*** RECORDED INFORMATION ***

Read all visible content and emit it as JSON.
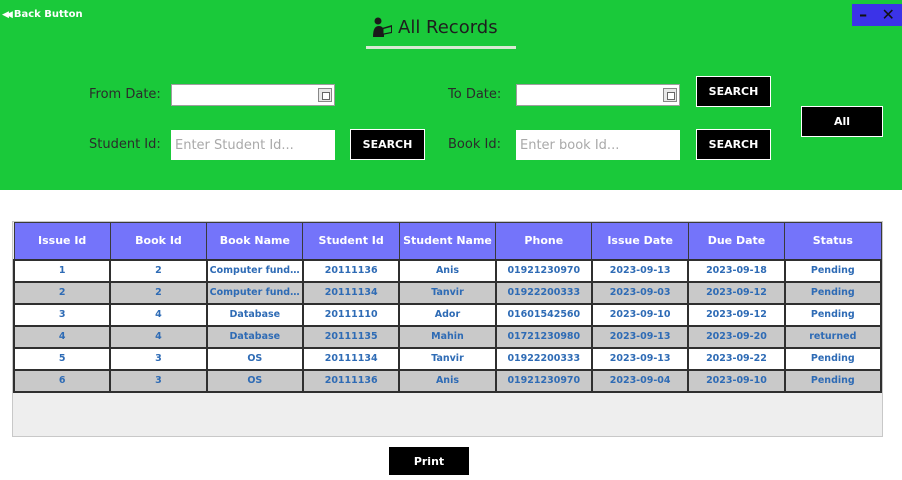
{
  "header": {
    "back_label": "Back Button",
    "back_icon": "double-left-arrow-icon",
    "title": "All Records",
    "title_icon": "reader-icon",
    "minimize_label": "–",
    "close_label": "✕",
    "accent_color": "#1ac93a"
  },
  "filters": {
    "from_date_label": "From Date:",
    "from_date_value": "",
    "to_date_label": "To Date:",
    "to_date_value": "",
    "date_search_label": "SEARCH",
    "student_id_label": "Student Id:",
    "student_id_placeholder": "Enter Student Id...",
    "student_search_label": "SEARCH",
    "book_id_label": "Book Id:",
    "book_id_placeholder": "Enter book Id...",
    "book_search_label": "SEARCH",
    "all_label": "All"
  },
  "table": {
    "header_color": "#7474fa",
    "columns": [
      "Issue Id",
      "Book Id",
      "Book Name",
      "Student Id",
      "Student Name",
      "Phone",
      "Issue Date",
      "Due Date",
      "Status"
    ],
    "rows": [
      [
        "1",
        "2",
        "Computer funda...",
        "20111136",
        "Anis",
        "01921230970",
        "2023-09-13",
        "2023-09-18",
        "Pending"
      ],
      [
        "2",
        "2",
        "Computer funda...",
        "20111134",
        "Tanvir",
        "01922200333",
        "2023-09-03",
        "2023-09-12",
        "Pending"
      ],
      [
        "3",
        "4",
        "Database",
        "20111110",
        "Ador",
        "01601542560",
        "2023-09-10",
        "2023-09-12",
        "Pending"
      ],
      [
        "4",
        "4",
        "Database",
        "20111135",
        "Mahin",
        "01721230980",
        "2023-09-13",
        "2023-09-20",
        "returned"
      ],
      [
        "5",
        "3",
        "OS",
        "20111134",
        "Tanvir",
        "01922200333",
        "2023-09-13",
        "2023-09-22",
        "Pending"
      ],
      [
        "6",
        "3",
        "OS",
        "20111136",
        "Anis",
        "01921230970",
        "2023-09-04",
        "2023-09-10",
        "Pending"
      ]
    ]
  },
  "footer": {
    "print_label": "Print"
  }
}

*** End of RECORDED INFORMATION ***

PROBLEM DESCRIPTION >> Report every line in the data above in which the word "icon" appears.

ANSWER FOR THE TASK >>
    "back_icon": "double-left-arrow-icon",
    "title_icon": "reader-icon",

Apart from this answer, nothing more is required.